Excerpts from an interface dataset:
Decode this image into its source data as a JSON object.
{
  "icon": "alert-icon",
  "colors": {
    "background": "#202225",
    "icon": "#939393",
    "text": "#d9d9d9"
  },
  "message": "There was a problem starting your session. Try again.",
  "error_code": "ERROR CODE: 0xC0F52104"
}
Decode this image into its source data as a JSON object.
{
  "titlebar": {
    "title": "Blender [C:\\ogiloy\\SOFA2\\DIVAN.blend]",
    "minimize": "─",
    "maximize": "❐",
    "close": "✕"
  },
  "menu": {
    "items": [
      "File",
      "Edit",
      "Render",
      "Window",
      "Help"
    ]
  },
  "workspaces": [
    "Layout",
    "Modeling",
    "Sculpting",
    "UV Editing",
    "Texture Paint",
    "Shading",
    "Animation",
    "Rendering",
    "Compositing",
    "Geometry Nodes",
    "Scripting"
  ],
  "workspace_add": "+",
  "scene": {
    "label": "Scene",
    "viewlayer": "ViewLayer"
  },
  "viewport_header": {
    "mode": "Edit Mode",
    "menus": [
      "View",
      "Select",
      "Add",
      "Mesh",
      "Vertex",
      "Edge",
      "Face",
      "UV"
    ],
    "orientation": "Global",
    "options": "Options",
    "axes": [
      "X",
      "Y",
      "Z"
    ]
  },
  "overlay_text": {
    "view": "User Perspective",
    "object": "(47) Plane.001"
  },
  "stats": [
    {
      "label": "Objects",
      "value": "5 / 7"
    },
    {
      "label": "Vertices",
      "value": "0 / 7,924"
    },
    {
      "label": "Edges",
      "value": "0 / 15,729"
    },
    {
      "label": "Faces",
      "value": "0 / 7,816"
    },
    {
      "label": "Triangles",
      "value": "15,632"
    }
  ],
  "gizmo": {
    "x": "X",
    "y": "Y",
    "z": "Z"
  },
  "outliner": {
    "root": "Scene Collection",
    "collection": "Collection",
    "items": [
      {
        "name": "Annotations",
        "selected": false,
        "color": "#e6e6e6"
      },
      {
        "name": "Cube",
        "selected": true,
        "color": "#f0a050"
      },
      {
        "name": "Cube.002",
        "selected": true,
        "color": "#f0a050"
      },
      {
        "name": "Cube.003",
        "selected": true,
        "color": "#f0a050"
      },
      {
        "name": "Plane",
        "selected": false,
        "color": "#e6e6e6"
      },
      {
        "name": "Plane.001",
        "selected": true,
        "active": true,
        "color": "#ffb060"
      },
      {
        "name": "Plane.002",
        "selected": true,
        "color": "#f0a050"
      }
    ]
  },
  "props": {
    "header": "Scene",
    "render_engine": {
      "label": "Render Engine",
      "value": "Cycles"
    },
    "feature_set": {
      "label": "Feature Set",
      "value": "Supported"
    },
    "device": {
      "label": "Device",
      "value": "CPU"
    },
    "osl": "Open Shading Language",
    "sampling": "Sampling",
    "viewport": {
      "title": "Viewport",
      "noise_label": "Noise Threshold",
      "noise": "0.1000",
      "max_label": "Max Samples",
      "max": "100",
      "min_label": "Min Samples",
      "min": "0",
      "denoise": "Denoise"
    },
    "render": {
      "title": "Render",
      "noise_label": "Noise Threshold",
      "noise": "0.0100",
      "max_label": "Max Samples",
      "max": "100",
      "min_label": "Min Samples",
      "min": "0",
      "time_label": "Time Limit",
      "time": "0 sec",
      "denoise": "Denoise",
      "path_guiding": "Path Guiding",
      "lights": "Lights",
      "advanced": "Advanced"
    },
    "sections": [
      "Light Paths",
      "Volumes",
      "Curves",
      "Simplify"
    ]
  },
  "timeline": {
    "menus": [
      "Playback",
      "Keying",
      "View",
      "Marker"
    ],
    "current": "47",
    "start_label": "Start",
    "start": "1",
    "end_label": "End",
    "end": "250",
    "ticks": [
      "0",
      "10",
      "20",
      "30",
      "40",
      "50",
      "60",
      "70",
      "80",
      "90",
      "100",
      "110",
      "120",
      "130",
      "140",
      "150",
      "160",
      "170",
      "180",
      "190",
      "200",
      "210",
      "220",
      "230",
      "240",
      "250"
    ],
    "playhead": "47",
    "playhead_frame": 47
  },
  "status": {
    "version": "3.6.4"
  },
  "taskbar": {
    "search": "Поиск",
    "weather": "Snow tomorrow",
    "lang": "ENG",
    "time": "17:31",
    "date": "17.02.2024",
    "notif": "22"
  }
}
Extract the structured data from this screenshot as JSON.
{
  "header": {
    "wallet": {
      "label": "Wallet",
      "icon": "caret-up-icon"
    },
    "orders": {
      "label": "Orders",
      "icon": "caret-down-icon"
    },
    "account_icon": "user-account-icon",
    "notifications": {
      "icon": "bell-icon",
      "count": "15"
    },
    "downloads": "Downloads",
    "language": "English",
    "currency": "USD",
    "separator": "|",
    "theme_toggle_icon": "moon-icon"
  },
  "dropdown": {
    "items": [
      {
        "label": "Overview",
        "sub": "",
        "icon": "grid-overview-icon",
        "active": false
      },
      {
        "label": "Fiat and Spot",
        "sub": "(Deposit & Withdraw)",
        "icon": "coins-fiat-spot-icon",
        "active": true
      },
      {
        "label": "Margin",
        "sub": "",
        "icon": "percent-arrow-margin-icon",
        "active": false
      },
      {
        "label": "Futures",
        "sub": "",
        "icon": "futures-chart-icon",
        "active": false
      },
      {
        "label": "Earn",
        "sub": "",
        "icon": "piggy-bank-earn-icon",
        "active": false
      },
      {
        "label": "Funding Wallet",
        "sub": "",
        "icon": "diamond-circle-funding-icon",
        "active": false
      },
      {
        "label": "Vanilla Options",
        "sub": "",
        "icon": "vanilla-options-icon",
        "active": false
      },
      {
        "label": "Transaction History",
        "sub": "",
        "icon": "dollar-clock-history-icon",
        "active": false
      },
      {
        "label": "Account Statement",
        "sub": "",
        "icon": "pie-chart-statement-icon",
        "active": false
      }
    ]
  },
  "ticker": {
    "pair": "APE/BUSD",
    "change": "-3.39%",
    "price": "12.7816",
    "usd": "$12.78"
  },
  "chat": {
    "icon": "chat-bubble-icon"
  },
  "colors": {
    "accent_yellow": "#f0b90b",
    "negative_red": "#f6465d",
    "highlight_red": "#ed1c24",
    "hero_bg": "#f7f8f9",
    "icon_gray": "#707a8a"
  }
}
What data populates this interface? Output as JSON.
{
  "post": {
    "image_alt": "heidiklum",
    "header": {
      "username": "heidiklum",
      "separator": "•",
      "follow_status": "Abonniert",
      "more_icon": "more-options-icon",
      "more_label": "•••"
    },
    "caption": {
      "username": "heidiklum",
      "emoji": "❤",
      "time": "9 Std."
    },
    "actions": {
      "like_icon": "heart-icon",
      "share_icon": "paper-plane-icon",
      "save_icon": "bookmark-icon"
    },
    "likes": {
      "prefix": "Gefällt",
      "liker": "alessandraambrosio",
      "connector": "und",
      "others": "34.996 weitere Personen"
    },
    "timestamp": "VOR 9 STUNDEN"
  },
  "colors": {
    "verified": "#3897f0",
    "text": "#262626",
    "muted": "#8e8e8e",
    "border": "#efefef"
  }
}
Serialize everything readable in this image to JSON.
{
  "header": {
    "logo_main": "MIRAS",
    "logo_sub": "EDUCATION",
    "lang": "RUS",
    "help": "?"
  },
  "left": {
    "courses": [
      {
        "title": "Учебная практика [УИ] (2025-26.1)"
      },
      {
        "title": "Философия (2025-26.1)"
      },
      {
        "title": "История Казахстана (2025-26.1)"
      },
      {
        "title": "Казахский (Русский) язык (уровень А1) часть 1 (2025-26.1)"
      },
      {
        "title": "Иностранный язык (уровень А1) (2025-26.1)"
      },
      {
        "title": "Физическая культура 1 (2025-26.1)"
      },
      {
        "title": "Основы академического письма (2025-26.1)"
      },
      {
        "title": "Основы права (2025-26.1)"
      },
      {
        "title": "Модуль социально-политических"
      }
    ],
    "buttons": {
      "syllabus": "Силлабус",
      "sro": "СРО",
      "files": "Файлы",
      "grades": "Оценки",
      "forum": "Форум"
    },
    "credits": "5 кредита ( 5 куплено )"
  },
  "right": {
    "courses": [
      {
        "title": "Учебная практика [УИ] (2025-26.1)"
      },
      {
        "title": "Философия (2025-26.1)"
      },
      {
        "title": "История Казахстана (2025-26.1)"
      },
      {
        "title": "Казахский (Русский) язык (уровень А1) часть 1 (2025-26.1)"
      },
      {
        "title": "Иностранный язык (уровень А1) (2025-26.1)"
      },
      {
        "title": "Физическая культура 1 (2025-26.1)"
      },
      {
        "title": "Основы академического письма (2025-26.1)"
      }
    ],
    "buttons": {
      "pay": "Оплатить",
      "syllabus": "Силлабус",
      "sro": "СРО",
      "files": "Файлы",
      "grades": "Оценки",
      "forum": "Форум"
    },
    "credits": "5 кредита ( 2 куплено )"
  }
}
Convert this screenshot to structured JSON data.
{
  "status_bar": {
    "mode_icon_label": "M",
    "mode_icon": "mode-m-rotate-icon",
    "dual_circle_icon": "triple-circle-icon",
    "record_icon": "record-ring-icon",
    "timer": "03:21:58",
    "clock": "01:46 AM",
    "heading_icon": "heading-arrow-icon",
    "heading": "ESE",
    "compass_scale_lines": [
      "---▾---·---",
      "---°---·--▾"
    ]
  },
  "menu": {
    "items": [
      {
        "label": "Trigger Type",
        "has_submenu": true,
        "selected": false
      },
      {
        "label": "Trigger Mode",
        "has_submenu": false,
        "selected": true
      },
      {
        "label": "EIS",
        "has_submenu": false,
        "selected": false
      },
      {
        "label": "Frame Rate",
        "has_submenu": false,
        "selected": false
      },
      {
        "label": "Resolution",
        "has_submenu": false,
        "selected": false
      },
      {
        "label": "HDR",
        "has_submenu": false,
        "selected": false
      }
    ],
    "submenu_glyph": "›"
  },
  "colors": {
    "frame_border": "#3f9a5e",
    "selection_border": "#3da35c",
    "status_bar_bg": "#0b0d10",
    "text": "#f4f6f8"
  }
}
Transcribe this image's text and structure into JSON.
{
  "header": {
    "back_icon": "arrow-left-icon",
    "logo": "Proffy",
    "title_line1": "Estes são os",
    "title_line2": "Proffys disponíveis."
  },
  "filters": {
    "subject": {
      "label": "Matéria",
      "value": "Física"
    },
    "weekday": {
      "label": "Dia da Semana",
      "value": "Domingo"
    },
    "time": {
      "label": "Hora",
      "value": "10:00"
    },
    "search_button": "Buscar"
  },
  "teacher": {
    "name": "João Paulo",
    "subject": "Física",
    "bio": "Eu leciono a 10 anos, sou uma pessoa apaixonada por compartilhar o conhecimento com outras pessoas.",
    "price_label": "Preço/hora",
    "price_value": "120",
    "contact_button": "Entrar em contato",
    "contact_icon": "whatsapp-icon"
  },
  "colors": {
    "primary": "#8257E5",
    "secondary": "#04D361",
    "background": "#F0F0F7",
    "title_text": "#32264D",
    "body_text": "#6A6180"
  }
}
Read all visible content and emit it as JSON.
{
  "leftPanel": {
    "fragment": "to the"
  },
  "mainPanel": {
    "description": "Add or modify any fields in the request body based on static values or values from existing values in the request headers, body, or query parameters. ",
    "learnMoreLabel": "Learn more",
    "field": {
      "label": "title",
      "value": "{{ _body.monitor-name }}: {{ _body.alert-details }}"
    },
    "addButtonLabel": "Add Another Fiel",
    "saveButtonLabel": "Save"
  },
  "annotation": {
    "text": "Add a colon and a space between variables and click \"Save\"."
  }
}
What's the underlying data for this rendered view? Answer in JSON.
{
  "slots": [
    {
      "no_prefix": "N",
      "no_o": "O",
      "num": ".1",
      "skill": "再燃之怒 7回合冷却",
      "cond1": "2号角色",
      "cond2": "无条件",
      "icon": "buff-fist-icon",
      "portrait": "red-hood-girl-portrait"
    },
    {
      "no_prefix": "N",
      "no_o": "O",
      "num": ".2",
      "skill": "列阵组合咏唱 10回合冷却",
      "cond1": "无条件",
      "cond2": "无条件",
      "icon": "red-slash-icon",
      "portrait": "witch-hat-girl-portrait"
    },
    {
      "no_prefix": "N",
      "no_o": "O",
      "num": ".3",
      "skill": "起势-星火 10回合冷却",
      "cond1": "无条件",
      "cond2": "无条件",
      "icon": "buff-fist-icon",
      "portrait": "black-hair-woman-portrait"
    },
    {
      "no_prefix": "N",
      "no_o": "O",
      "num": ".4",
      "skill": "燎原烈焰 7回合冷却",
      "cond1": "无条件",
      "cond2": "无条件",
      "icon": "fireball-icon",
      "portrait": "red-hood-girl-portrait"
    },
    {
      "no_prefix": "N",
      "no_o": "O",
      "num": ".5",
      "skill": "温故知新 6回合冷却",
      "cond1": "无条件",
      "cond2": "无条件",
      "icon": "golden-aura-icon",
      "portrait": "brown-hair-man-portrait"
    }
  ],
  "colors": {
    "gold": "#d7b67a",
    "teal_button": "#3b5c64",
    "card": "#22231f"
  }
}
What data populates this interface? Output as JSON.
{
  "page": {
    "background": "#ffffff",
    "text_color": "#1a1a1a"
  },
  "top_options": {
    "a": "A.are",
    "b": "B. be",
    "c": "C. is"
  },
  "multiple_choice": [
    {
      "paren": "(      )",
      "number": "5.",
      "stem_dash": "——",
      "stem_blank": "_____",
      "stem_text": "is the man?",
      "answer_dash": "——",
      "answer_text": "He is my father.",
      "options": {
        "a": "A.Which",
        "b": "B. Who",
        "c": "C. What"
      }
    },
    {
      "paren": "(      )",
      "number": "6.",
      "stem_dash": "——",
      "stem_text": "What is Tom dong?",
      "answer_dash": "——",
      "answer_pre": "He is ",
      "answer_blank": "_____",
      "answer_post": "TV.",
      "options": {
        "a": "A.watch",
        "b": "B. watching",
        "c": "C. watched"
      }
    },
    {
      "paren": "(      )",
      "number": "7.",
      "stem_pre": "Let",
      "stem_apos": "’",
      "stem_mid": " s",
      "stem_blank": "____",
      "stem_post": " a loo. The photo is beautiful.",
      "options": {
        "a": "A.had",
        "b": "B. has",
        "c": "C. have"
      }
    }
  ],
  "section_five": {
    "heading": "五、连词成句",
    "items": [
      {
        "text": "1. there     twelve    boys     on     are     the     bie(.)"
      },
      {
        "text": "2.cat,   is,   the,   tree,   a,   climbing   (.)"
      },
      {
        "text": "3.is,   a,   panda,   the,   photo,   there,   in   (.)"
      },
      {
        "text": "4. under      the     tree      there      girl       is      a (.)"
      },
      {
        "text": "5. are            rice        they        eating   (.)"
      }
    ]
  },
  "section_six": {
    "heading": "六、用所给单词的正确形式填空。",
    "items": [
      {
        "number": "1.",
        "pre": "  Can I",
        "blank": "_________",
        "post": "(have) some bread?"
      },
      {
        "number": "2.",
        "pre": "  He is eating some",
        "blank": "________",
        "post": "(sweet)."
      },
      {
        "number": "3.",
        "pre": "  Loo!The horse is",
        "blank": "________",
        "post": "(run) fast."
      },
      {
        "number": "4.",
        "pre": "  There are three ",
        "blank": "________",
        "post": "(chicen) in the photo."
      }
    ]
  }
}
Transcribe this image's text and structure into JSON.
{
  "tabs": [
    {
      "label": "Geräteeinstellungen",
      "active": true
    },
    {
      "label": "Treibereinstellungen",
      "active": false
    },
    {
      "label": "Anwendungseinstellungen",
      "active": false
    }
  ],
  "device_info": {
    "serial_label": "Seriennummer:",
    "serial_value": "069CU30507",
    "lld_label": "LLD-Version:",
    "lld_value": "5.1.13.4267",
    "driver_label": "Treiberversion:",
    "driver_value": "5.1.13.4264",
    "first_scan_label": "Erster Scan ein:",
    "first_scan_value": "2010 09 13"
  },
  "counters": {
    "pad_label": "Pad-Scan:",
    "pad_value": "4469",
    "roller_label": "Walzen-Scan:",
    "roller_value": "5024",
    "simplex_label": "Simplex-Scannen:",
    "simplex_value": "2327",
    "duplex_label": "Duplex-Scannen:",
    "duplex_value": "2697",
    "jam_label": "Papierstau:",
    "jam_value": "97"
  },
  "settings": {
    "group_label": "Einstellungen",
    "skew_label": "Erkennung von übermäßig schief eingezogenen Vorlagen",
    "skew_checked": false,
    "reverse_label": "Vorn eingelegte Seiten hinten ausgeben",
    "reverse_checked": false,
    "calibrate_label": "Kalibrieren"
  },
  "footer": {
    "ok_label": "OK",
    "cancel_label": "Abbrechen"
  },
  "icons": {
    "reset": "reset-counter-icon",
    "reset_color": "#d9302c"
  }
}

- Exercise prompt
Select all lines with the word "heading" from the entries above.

- Output of the task
    "heading_icon": "heading-arrow-icon",
    "heading": "ESE",
    "heading": "五、连词成句",
    "heading": "六、用所给单词的正确形式填空。",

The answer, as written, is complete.